§ **EXERCISE DESCRIPTION**: Read the lines of the data below and retrieve those with "icon".

§ **RECORDS**:
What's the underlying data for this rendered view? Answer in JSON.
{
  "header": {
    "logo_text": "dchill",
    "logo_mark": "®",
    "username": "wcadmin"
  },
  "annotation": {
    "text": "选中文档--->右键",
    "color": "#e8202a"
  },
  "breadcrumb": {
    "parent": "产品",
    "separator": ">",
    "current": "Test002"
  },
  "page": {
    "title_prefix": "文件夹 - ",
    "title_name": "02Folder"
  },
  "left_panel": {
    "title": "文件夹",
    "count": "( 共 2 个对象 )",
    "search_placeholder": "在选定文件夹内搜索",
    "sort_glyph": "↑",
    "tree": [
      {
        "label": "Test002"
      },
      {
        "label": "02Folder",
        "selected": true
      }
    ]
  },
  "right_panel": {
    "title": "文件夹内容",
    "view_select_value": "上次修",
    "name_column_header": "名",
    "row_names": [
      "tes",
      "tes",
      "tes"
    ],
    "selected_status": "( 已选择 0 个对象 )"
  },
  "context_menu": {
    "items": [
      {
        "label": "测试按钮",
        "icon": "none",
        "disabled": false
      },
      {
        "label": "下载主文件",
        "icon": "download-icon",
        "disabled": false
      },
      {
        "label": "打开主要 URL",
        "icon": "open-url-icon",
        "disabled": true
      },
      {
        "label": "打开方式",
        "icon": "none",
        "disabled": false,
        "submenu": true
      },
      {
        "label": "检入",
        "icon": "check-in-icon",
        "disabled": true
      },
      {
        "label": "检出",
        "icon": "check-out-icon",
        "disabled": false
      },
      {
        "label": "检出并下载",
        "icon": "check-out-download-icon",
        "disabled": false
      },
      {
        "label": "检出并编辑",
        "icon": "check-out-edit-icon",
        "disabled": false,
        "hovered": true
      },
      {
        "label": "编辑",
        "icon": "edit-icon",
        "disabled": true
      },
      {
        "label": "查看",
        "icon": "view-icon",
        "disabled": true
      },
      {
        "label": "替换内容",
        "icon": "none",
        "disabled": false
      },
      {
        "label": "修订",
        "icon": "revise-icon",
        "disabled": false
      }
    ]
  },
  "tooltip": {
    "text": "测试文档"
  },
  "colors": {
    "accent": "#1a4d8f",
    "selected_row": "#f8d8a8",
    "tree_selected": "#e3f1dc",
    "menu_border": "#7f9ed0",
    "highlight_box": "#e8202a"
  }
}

§ **SOLUTION**:
        "icon": "none",
        "icon": "download-icon",
        "icon": "open-url-icon",
        "icon": "none",
        "icon": "check-in-icon",
        "icon": "check-out-icon",
        "icon": "check-out-download-icon",
        "icon": "check-out-edit-icon",
        "icon": "edit-icon",
        "icon": "view-icon",
        "icon": "none",
        "icon": "revise-icon",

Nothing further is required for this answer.